In 1955, O Winston Link set out to capture the last days of steam railroading in America . Responsible for establish rail photography, Link also pioneered night photography, producing several well known examples including Hotshot Eastbound, above and Hawksbill Creek Swimming Hole showing a train crossing a bridge above children bathing. Link’s interest in railroads developed as a youth growing up in Brooklyn. He reflected: “The train is as close to a human being as you can get. It talks, it moves, it grunts and groans. And each engine has its own characteristics–its own sound and smell and sights.” In the 50s, Link used a large-format view camera to take 2,400 pictures, most of them at night, of Norfolk and Western’s coal and passenger trains — the country’s last steam engines. The company retired its last steam engine in May 1960.

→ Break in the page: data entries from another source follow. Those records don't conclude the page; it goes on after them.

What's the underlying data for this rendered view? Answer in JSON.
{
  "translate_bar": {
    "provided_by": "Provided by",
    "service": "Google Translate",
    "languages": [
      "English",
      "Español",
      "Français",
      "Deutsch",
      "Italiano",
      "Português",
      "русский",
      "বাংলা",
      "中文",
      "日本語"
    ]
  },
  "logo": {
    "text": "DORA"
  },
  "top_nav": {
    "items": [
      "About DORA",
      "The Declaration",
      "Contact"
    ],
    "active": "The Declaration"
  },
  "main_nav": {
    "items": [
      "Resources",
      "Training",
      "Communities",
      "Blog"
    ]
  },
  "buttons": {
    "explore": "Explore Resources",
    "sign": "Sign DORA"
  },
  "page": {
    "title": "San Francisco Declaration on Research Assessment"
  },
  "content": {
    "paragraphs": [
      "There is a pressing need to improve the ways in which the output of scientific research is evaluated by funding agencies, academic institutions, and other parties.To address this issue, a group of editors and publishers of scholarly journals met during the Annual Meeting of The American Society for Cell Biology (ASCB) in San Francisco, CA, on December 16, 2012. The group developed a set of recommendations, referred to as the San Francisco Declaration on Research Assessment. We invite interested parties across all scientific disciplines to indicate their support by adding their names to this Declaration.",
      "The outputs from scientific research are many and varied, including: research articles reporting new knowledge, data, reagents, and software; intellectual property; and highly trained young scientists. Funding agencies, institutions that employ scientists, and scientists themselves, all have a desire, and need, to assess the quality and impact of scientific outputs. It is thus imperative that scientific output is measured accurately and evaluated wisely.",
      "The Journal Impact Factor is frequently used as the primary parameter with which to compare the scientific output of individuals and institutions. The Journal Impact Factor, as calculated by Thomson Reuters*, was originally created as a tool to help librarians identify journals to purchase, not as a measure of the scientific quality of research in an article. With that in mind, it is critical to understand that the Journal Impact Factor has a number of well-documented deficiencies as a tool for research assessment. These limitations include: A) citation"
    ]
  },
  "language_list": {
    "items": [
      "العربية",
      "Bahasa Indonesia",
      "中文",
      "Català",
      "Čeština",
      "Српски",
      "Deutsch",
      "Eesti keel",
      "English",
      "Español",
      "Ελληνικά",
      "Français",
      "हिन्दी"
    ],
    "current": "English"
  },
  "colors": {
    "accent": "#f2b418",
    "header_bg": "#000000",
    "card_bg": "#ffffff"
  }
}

Although his photos exuded spontaneity, they were often the result of elaborate preparations and darkroom manipulations. “Hot Shot East Bound” was photographed on August 2, 1956, in Iaeger, West Virginia, in an effort to depict small-town American life at the end of an era. As the steam engine symbolically exits the frame, a young couple in Link’s own 1952 Buick convertible takes center stage, both literally and metaphorically. Later, in his darkroom, Link added the U.S. Air Force Sabre airplane on the movie screen to extend this metaphoric power. The photo was a poignant display of a cultural lifestyle in speedy transition. The 50s marked the beginning of excess, decadence, and conspicuous consumption. For Link, no landscape embodied this as effectively as the drive-in theater, a cultural space first created in 1928 by Richard Hollingshead in response to the United State’s burgeoning car culture. By the late 50s, America — a nation of 40 million people — was buying cars at the rate of 8 million annually. Under President Eisenhower, more than 50% of federal transportation budget went to creation of highways and less than 5% to public transportation. Los Angeles had more cars than the whole of Asia, and GM’s profits overtook Belgium economy.
(See the Smithsonian Magazine’s account of how the photo was taken).